The significance of the Daily Grail poll cannot be underestmated, for it shows for the first time in around two years a swing of interest away from Antarctica, which was the public's leading contender for Atlantis at this time. In a poll done by Eden when GATEWAY TO ATLANTIS appeared in 2000, the ice-bold southern continent had overtaken the central Atlantic as the preferred location of Atlantis, which had now been batted into second position. In third place was the academic's favourite, Cret/Santorini, a theory which should have died years ago.

Antartica's elevation to the top of the Atlantean charts had been caused through the concerted efforts of Graham Hancock in his 1995 book FINGERPRINTS OF THE GODS, which borrowed from the research of Canadian researchers Rand and Rose Flem-Ath. Their own book WHEN THE SKY FELL: IN SEARCH OF ATLANTIS, first published in 1995, used the work of Charles Hapgood to help compound their theory that Antarctica was Atlantis. However, as I have pointed out elsewhere on-line there are serious flaws in the Antarctica-Atlantis theory and I had a running debate with Rand Flem-Ath over this subject.

The mid-Atlantic as the site of Plato's Atlantean `continent' (oddly enough, Plato never describes Atlantis as a continent, simply as an island, kingdom and empire) has been a popular theory ever since the appearance of Ignatius Donnelly's ATLANTIS: THE ANTEDILUVIAN WORLD in 1882. The idea of a mother continent from which diffused not simply a global prehistoric culture, who left traces on both sides of the Atlantic, but also flora and fauna, appealed to the world. We now know that much of Donnelly's evidence has either been disproved or attributed better to transatlantic contact with the Americas in ancient times. However, Donnelly's legacy lived on, helped immensely by the inspired readings of American psychic Edgar Cayce, who envisioned an Atlantean continent spreading from the Bahamas to the west coast of Africa.
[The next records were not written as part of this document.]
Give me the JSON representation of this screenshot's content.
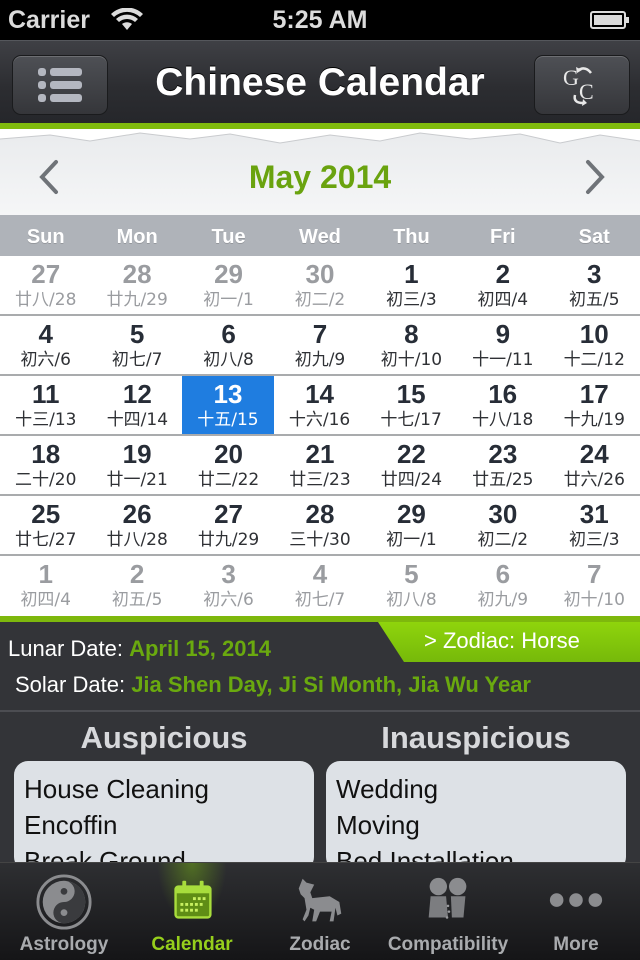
{
  "status_bar": {
    "carrier": "Carrier",
    "time": "5:25 AM",
    "wifi_icon": "wifi-icon",
    "battery_icon": "battery-icon"
  },
  "nav": {
    "title": "Chinese Calendar",
    "left_button_icon": "list-icon",
    "right_button_icon": "gregorian-chinese-convert-icon"
  },
  "calendar": {
    "month_title": "May 2014",
    "prev_icon": "chevron-left-icon",
    "next_icon": "chevron-right-icon",
    "weekdays": [
      "Sun",
      "Mon",
      "Tue",
      "Wed",
      "Thu",
      "Fri",
      "Sat"
    ],
    "selected_color": "#1f7de0",
    "weeks": [
      [
        {
          "solar": "27",
          "lunar": "廿八/28",
          "other": true
        },
        {
          "solar": "28",
          "lunar": "廿九/29",
          "other": true
        },
        {
          "solar": "29",
          "lunar": "初一/1",
          "other": true
        },
        {
          "solar": "30",
          "lunar": "初二/2",
          "other": true
        },
        {
          "solar": "1",
          "lunar": "初三/3",
          "other": false
        },
        {
          "solar": "2",
          "lunar": "初四/4",
          "other": false
        },
        {
          "solar": "3",
          "lunar": "初五/5",
          "other": false
        }
      ],
      [
        {
          "solar": "4",
          "lunar": "初六/6",
          "other": false
        },
        {
          "solar": "5",
          "lunar": "初七/7",
          "other": false
        },
        {
          "solar": "6",
          "lunar": "初八/8",
          "other": false
        },
        {
          "solar": "7",
          "lunar": "初九/9",
          "other": false
        },
        {
          "solar": "8",
          "lunar": "初十/10",
          "other": false
        },
        {
          "solar": "9",
          "lunar": "十一/11",
          "other": false
        },
        {
          "solar": "10",
          "lunar": "十二/12",
          "other": false
        }
      ],
      [
        {
          "solar": "11",
          "lunar": "十三/13",
          "other": false
        },
        {
          "solar": "12",
          "lunar": "十四/14",
          "other": false
        },
        {
          "solar": "13",
          "lunar": "十五/15",
          "other": false,
          "selected": true
        },
        {
          "solar": "14",
          "lunar": "十六/16",
          "other": false
        },
        {
          "solar": "15",
          "lunar": "十七/17",
          "other": false
        },
        {
          "solar": "16",
          "lunar": "十八/18",
          "other": false
        },
        {
          "solar": "17",
          "lunar": "十九/19",
          "other": false
        }
      ],
      [
        {
          "solar": "18",
          "lunar": "二十/20",
          "other": false
        },
        {
          "solar": "19",
          "lunar": "廿一/21",
          "other": false
        },
        {
          "solar": "20",
          "lunar": "廿二/22",
          "other": false
        },
        {
          "solar": "21",
          "lunar": "廿三/23",
          "other": false
        },
        {
          "solar": "22",
          "lunar": "廿四/24",
          "other": false
        },
        {
          "solar": "23",
          "lunar": "廿五/25",
          "other": false
        },
        {
          "solar": "24",
          "lunar": "廿六/26",
          "other": false
        }
      ],
      [
        {
          "solar": "25",
          "lunar": "廿七/27",
          "other": false
        },
        {
          "solar": "26",
          "lunar": "廿八/28",
          "other": false
        },
        {
          "solar": "27",
          "lunar": "廿九/29",
          "other": false
        },
        {
          "solar": "28",
          "lunar": "三十/30",
          "other": false
        },
        {
          "solar": "29",
          "lunar": "初一/1",
          "other": false
        },
        {
          "solar": "30",
          "lunar": "初二/2",
          "other": false
        },
        {
          "solar": "31",
          "lunar": "初三/3",
          "other": false
        }
      ],
      [
        {
          "solar": "1",
          "lunar": "初四/4",
          "other": true
        },
        {
          "solar": "2",
          "lunar": "初五/5",
          "other": true
        },
        {
          "solar": "3",
          "lunar": "初六/6",
          "other": true
        },
        {
          "solar": "4",
          "lunar": "初七/7",
          "other": true
        },
        {
          "solar": "5",
          "lunar": "初八/8",
          "other": true
        },
        {
          "solar": "6",
          "lunar": "初九/9",
          "other": true
        },
        {
          "solar": "7",
          "lunar": "初十/10",
          "other": true
        }
      ]
    ]
  },
  "info": {
    "zodiac_link": "> Zodiac: Horse",
    "lunar_label": "Lunar Date:",
    "lunar_value": "April 15, 2014",
    "solar_label": "Solar Date:",
    "solar_value": "Jia Shen Day, Ji Si Month, Jia Wu Year",
    "auspicious_title": "Auspicious",
    "inauspicious_title": "Inauspicious",
    "auspicious": [
      "House Cleaning",
      "Encoffin",
      "Break Ground"
    ],
    "inauspicious": [
      "Wedding",
      "Moving",
      "Bed Installation"
    ]
  },
  "tabs": [
    {
      "label": "Astrology",
      "icon": "yin-yang-icon",
      "active": false
    },
    {
      "label": "Calendar",
      "icon": "calendar-icon",
      "active": true
    },
    {
      "label": "Zodiac",
      "icon": "horse-icon",
      "active": false
    },
    {
      "label": "Compatibility",
      "icon": "couple-icon",
      "active": false
    },
    {
      "label": "More",
      "icon": "more-dots-icon",
      "active": false
    }
  ]
}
The announcment of the discovery of underwater features of possible archaeological evidence beneath the shallow waters of the Bahamas back in the late 1960s helped focus attention on the search for Atlantis in the Bahamas, especially a small twin island in the north of the archipelago named Bimini. However, a lack of supporting evidence forced Atlantis enthusiasts to abandon the search in this region in favour of more topical locations, such as the Azores islands on the mid-Atlantic ridge. During the 1970s there were frequent announcements to the effect that some oceanographic survey team, usually from the Soviet Union, had detected underwater walls or carved steps in rocks in the vicinity of the mid-Atlantic. Yet never were these claims ever followed up by scientific reports. Just a few blurry blue pictures would appear in pulp books on the subject, and then nothing more.

Atlantis went off the boil during the 1980s and early 1990s, and we have Graham Hancock to thank for bringing it back into popular imagination with his book FINGERPRINTS OF THE GODS in 1995. Overnight, he created a whole new solution to the mystery of Atlantis, stealing the fire away from Rand and Rose Flem-Ath, who had sent Hancock their preliminary research on the subject (duly credited in Hancock's book).

Thus by the year 2000 Antarctica was king of Atlantis, but not for long. My own GATEWAY TO ATLANTIS attempted to upset the apple cart, and certainly succeeded in offering a plausible new alternative to the true location of Atlantis in Cuba. It set the tone, but it was the announcement in May 2001 that underwater features of possible archaeological interest had been found off the west coast of Cuba which has really set the world alight. Even though I have personally remained cautious regarding the significance of these discoveries, they are by far the best chance we have of confirming the reality of Plato's Atlantis, even though I feel ADC might not have what I was looking for in the region. As stated by me elsewhere, we wait with baited breath for future developments in this area, possibly even a National Geographic underwater survey in 2003.

For the moment, it is all eyes towards Cuba for a hoped conclusion to the Atlantis mystery, and I for one hope that it does not let us down.